Beyond Pragmatism, Should We Marry?
You’re allowed to think marriage is a bullshit social or religious construct that doesn’t matter.
If you believe that, there’s a better-than-average chance you’re totally not reading this right now, or you’re still tasting the bitter pill of a divorce you didn’t want when you agreed to marry years ago.
If you believe that you got married in good faith, loved and honored your spouse in good times and in bad and then put effort into staying married after noticing cracks forming in the foundation, only to end up divorced because your partner quit on you or ripped your heart out and humiliated you through a major betrayal, then marriage stops looking awesome.
I get it.
I once had a pizza delivered to my house when I lived in Florida, and there was a cricket baked into one of the pieces like a black olive. Ordering pizza from that place stopped looking awesome after that.
Only through the prism of hindsight and self-exploration have I been able to identify the many ways I was a shitty husband, and even I felt scorned and abandoned when she decided to leave.
I felt like she was breaking a promise, regardless of how hypocritical that was. I felt it. And I broke. And it was super not-fun.
And after three years of healing, and gaining a lot of empowering clarity about how my choices contributed to the end of my marriage (which helps immensely in gaining confidence that you can avoid repeating those mistakes a second time), I am still quite unsure whether I’ll ever marry.
I assume it will feel like the Universe is forcing my hand should that uncertainty go away.
But if I end up living the rest of my life single and dying alone, it won’t be because I believe marriage is somehow an inherently flawed institution that should be avoided.
It’s hard to climb mountains.
It’s hard to save a million dollars.
It’s hard to finish marathons.
It’s hard to eat healthy.
It’s hard to learn new languages.
It’s hard to volunteer to help others.
It’s hard to do many, many, many things.
I’m really comfortable suggesting that almost everything really good and wonderful in the human experience is achieved through struggle.
Easy feels good, THEN feels shitty.
Hard feels shitty, THEN feels amazing.
What’s the argument against marriage?
That a handshake agreement is the same as a contract? That a half-hearted suggestion is the same as a solemn vow said in front of everyone you cherish?
That monogamy is unnatural because primates and dogs like to have sex with several partners, and that we’re the same as them even though we have minds that can conjure these thoughts and conversations, and ingenuity that can create the internet and build rockets we can land on Mars like remote-control cars?
That it’s shitty and horrible because one time we married someone who failed us, or we know stories about other people who were mistreated? Because THAT defines the institution of marriage and somehow influences what happens to us?
Because we’re powerless victims unable to affect our life circumstances?

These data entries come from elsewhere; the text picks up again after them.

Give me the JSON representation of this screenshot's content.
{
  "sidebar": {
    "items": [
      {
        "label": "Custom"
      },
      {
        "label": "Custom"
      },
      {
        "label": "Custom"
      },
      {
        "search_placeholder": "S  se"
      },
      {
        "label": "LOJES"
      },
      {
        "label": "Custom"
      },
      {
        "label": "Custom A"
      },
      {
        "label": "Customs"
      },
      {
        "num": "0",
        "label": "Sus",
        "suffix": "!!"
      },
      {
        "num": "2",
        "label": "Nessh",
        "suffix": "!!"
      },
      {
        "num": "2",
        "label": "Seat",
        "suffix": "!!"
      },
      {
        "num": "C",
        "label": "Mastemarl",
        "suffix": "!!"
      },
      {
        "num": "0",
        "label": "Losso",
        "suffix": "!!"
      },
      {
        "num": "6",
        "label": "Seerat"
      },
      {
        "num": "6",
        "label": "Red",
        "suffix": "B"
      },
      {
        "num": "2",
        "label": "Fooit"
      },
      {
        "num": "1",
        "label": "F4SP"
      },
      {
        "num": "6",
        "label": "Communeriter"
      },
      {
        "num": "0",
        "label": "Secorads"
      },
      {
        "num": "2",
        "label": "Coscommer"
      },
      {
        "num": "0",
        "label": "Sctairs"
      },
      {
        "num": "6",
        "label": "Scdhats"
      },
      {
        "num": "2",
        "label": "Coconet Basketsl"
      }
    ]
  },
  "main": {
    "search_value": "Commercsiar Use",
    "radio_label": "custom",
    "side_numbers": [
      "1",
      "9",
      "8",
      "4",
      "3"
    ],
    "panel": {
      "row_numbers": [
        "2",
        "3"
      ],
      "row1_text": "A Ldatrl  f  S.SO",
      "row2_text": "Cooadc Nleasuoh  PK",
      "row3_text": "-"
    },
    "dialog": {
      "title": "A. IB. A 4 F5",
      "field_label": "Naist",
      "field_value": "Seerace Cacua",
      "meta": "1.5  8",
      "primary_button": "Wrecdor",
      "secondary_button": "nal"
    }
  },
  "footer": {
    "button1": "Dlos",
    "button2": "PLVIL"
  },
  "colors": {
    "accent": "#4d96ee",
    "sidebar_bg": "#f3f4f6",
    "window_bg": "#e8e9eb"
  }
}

Marriage is shitty because people innocently make poor choices in partner selection AND in their decision making while they’re married.
Not because marriage is somehow inherently shitty.
Whether marriage is the thing people do, or becomes a choice fewer people make as we move toward the future, there is no part of the inherent human desire to connect, to experience physical intimacy, to reproduce, and to give and experience love that will change.
Call it whatever you want.
Marry or don’t marry. But in the end, we must learn to love.
Marriage isn’t the problem. Humans being human are. That’s been true forever.
Does a person need marriage?
That’s not for us to say.
Does the world need marriage?
I think it might.